▶ **Instructions for the task**: Go through the records, and copy each line in which the string "DESIGN" is present.

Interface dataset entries
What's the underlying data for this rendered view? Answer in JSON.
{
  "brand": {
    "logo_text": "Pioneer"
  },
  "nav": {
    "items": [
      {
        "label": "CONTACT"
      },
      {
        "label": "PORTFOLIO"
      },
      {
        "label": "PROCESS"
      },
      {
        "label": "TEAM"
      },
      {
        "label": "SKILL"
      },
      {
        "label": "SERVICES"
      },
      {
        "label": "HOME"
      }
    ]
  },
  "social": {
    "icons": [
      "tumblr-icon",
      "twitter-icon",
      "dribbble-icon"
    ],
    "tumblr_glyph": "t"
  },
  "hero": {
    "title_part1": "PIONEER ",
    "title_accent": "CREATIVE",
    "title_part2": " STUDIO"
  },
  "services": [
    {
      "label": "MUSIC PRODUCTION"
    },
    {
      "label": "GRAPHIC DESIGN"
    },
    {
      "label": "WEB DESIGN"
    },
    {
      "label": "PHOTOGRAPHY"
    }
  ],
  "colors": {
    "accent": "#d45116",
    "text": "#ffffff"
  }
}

▶ **Answer to the problem**:
      "label": "GRAPHIC DESIGN"
      "label": "WEB DESIGN"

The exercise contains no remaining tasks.